The curious thing is what I see in facebook and blogs. Judging by their account, Bangladesh stood on the brink of civil war. Religious fanatics had openly declared war on the country as it exists. On the other side, a large crowd had returned to Shahbagh in the evening, demanding that unless the government acts, there will be a revolution.
As explained earlier, on Shahbagh I’ve preferred to keep my mouth shut and eyes open. That remains my general approach. I have little factual understanding of what exactly is happening in Bangladesh. It may be that my facebook friends are an alarmist bunch (bloggers of all types in all countries are usually a hyperventilating lot — Andrew Sullivan felt suicidal when Obama did poorly in a debate!), and the mainstream media had it right: nothing of consequence happened yesterday. Or, it may be that there are complicated games at play — not being privy to any palace intrigues, I’ll leave conspiracy theorising to others.
If those scenarios happen, then what follows should be discarded. But as long as there is a non-trivial probability that the more alarmist version is right — that Bangladesh was/is close to civil war — then I believe it’s time for the grown ups to calm things down. (more…)
I had not been following the war crimes trial in much detail. Like many, I was surprised by the sentencing of the Abdul Quader Mollah. He was convicted, but not given the maximum penalty (death sentence) — what gives, I wondered. I saw some facebook chatters about a behind-the-scene understanding between Awami League and Jamaat-e-Islami – the alleged war criminals don’t hang, and Jamaat abandons BNP and participates in the coming election, the speculation went. I saw some facebook messages about a gathering in Shahbagh protesting the ‘farcical verdict’.
Here is a video of the gathering.*
I didn’t pay much attention. I was wrong. I was wrong not to pay attention. By the time I took notice, Shahbagh turned into a sea of people. I saw and heard and read of people of several generations going to Shahbagh. Some dismissed them as hujugey Bangali. But I think that’s insulting the sincerity and passion of large number of people from all walks of life. Clearly this was something we have not seen in Bangladesh for a long while.
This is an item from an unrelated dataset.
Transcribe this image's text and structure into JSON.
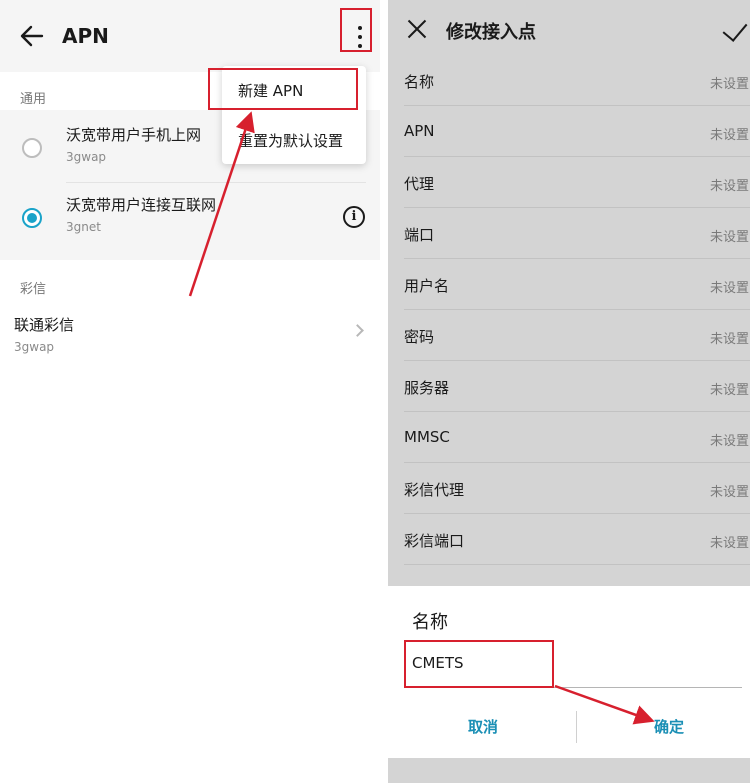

And having been wrong in my decision to not pay attention, I decided to keep my mouth shut, and eyes open.
In general, my reading of history and politics is that spontaneous, leaderless uprisings tend to eventually yield to organised forces. I didn’t expect much from the Occupy or Anna Hazare movements. Even in Egypt, I expected the much better organised Muslim Brotherhood to gain ahead of liberal forces. The initial surprise and the large crowd in Shahbagh notwithstanding, I see no reason to change my view of history and politics when it comes to Shahbagh. If Shahbagh changes Bangladesh, it will have to do so through the organised, mainstream politics of Awami League and BNP.
This is not to say Shahbagh has no impact. It clearly does. Awami League has already changed the law governing the trial process, while BNP has explicitly stated that it will continue the trial. Neither would have happened without Shahbagh. Even if the movement stopped tomorrow, these are already concrete achievements.
And there may well be further ramifications, including the AL capitalising on the nationalistic sentiment for its re-election campaigns. It’s just that whatever fundamental change we might be hoping for, I think the avenue for them is through organised politics. If Shahbagh is to replace AL and BNP, then it has to eventually create organisation(s). And by the same token, I don’t take seriously talks of fascism or fear of civil war. Fascism requires a fascist party. If AL is a fascist party, then it has been so without Shahbagh. And a few renegade Jamaati vandalism or terrorist act a civil war does not make.
That’s about as much as what I have got on Shahbagh’s big picture as it enters the third week. Over the fold, couple of specific issues that I’ve found interesting.